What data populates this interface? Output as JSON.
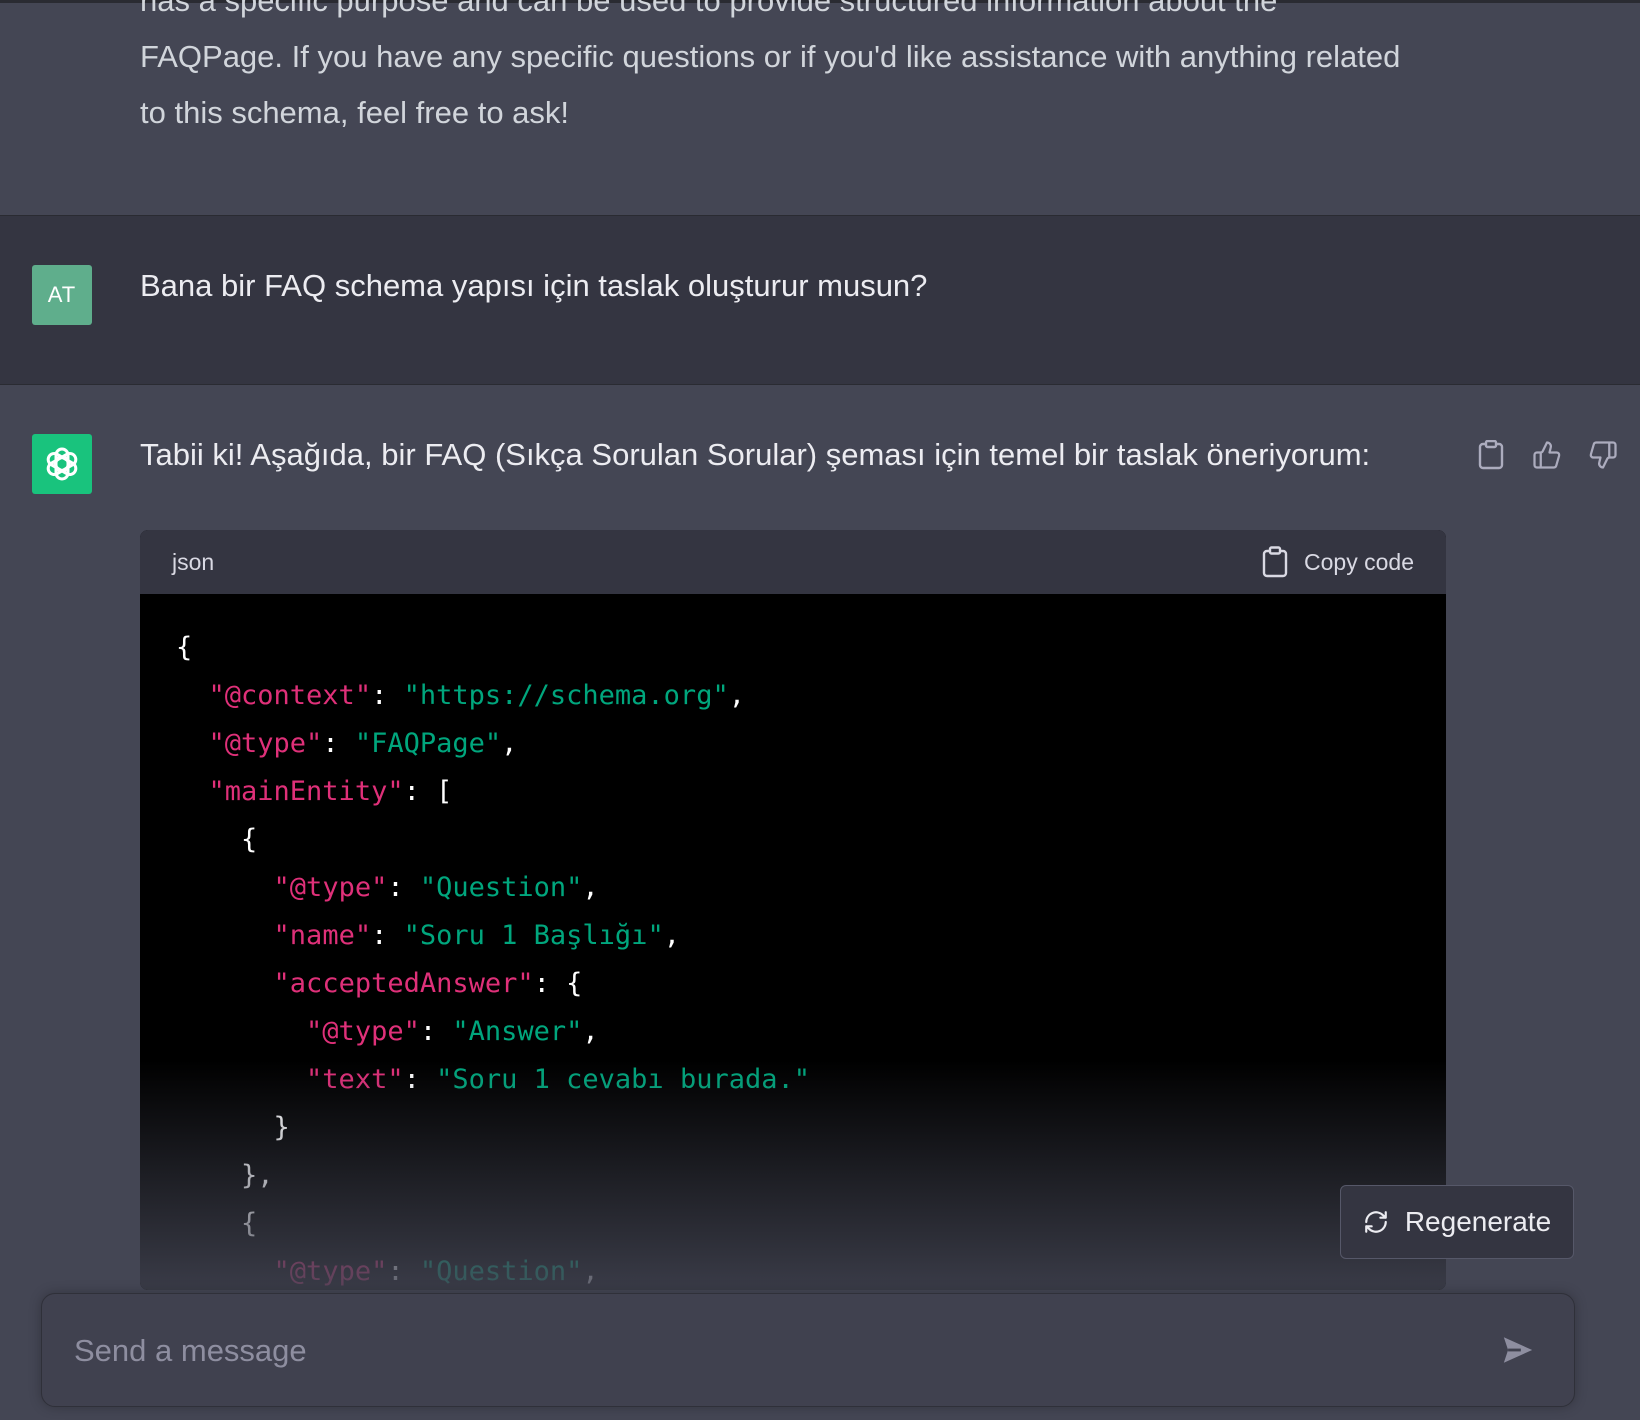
{
  "previous_message": {
    "lines": [
      "has a specific purpose and can be used to provide structured information about the",
      "FAQPage. If you have any specific questions or if you'd like assistance with anything related",
      "to this schema, feel free to ask!"
    ]
  },
  "user_message": {
    "avatar_initials": "AT",
    "text": "Bana bir FAQ schema yapısı için taslak oluşturur musun?"
  },
  "assistant_message": {
    "intro": "Tabii ki! Aşağıda, bir FAQ (Sıkça Sorulan Sorular) şeması için temel bir taslak öneriyorum:",
    "actions": [
      "clipboard-icon",
      "thumbs-up-icon",
      "thumbs-down-icon"
    ],
    "code_block": {
      "language": "json",
      "copy_label": "Copy code",
      "lines": [
        [
          {
            "t": "{",
            "c": "p"
          }
        ],
        [
          {
            "t": "  ",
            "c": "p"
          },
          {
            "t": "\"@context\"",
            "c": "key"
          },
          {
            "t": ": ",
            "c": "p"
          },
          {
            "t": "\"https://schema.org\"",
            "c": "str"
          },
          {
            "t": ",",
            "c": "p"
          }
        ],
        [
          {
            "t": "  ",
            "c": "p"
          },
          {
            "t": "\"@type\"",
            "c": "key"
          },
          {
            "t": ": ",
            "c": "p"
          },
          {
            "t": "\"FAQPage\"",
            "c": "str"
          },
          {
            "t": ",",
            "c": "p"
          }
        ],
        [
          {
            "t": "  ",
            "c": "p"
          },
          {
            "t": "\"mainEntity\"",
            "c": "key"
          },
          {
            "t": ": [",
            "c": "p"
          }
        ],
        [
          {
            "t": "    {",
            "c": "p"
          }
        ],
        [
          {
            "t": "      ",
            "c": "p"
          },
          {
            "t": "\"@type\"",
            "c": "key"
          },
          {
            "t": ": ",
            "c": "p"
          },
          {
            "t": "\"Question\"",
            "c": "str"
          },
          {
            "t": ",",
            "c": "p"
          }
        ],
        [
          {
            "t": "      ",
            "c": "p"
          },
          {
            "t": "\"name\"",
            "c": "key"
          },
          {
            "t": ": ",
            "c": "p"
          },
          {
            "t": "\"Soru 1 Başlığı\"",
            "c": "str"
          },
          {
            "t": ",",
            "c": "p"
          }
        ],
        [
          {
            "t": "      ",
            "c": "p"
          },
          {
            "t": "\"acceptedAnswer\"",
            "c": "key"
          },
          {
            "t": ": {",
            "c": "p"
          }
        ],
        [
          {
            "t": "        ",
            "c": "p"
          },
          {
            "t": "\"@type\"",
            "c": "key"
          },
          {
            "t": ": ",
            "c": "p"
          },
          {
            "t": "\"Answer\"",
            "c": "str"
          },
          {
            "t": ",",
            "c": "p"
          }
        ],
        [
          {
            "t": "        ",
            "c": "p"
          },
          {
            "t": "\"text\"",
            "c": "key"
          },
          {
            "t": ": ",
            "c": "p"
          },
          {
            "t": "\"Soru 1 cevabı burada.\"",
            "c": "str"
          }
        ],
        [
          {
            "t": "      }",
            "c": "p"
          }
        ],
        [
          {
            "t": "    },",
            "c": "p"
          }
        ],
        [
          {
            "t": "    {",
            "c": "p"
          }
        ],
        [
          {
            "t": "      ",
            "c": "p"
          },
          {
            "t": "\"@type\"",
            "c": "key"
          },
          {
            "t": ": ",
            "c": "p"
          },
          {
            "t": "\"Question\"",
            "c": "str"
          },
          {
            "t": ",",
            "c": "p"
          }
        ]
      ]
    }
  },
  "regenerate": {
    "label": "Regenerate"
  },
  "composer": {
    "placeholder": "Send a message",
    "value": ""
  },
  "colors": {
    "user_avatar": "#5fae8c",
    "assistant_avatar": "#19c37d",
    "code_key": "#df3079",
    "code_string": "#00a67d",
    "code_background": "#000000"
  }
}
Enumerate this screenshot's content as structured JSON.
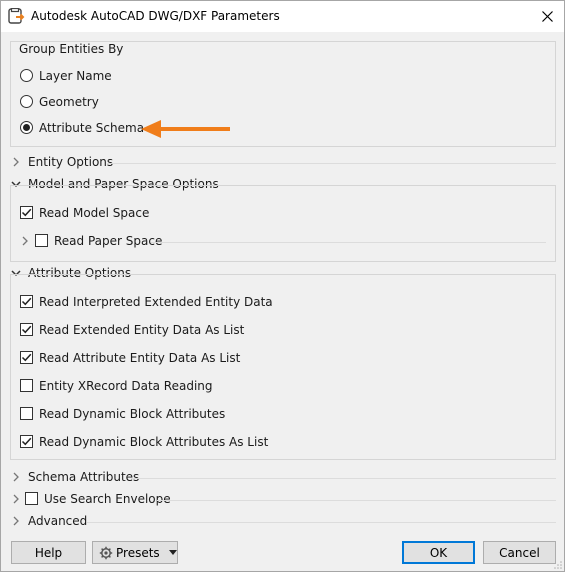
{
  "window": {
    "title": "Autodesk AutoCAD DWG/DXF Parameters"
  },
  "group_entities": {
    "legend": "Group Entities By",
    "options": [
      {
        "label": "Layer Name",
        "selected": false
      },
      {
        "label": "Geometry",
        "selected": false
      },
      {
        "label": "Attribute Schema",
        "selected": true
      }
    ]
  },
  "entity_options": {
    "label": "Entity Options",
    "expanded": false
  },
  "model_paper": {
    "label": "Model and Paper Space Options",
    "expanded": true,
    "read_model_space": {
      "label": "Read Model Space",
      "checked": true
    },
    "read_paper_space": {
      "label": "Read Paper Space",
      "checked": false
    }
  },
  "attribute_options": {
    "label": "Attribute Options",
    "expanded": true,
    "items": [
      {
        "label": "Read Interpreted Extended Entity Data",
        "checked": true
      },
      {
        "label": "Read Extended Entity Data As List",
        "checked": true
      },
      {
        "label": "Read Attribute Entity Data As List",
        "checked": true
      },
      {
        "label": "Entity XRecord Data Reading",
        "checked": false
      },
      {
        "label": "Read Dynamic Block Attributes",
        "checked": false
      },
      {
        "label": "Read Dynamic Block Attributes As List",
        "checked": true
      }
    ]
  },
  "schema_attributes": {
    "label": "Schema Attributes",
    "expanded": false
  },
  "search_envelope": {
    "label": "Use Search Envelope",
    "checked": false
  },
  "advanced": {
    "label": "Advanced",
    "expanded": false
  },
  "footer": {
    "help": "Help",
    "presets": "Presets",
    "ok": "OK",
    "cancel": "Cancel"
  },
  "colors": {
    "arrow": "#f07d1a",
    "default_button_border": "#0078d7"
  },
  "icons": [
    "app-icon",
    "close-icon",
    "chevron-right-icon",
    "chevron-down-icon",
    "gear-icon",
    "dropdown-arrow-icon",
    "annotation-arrow-icon"
  ]
}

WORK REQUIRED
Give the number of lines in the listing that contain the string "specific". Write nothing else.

RESPONSE
2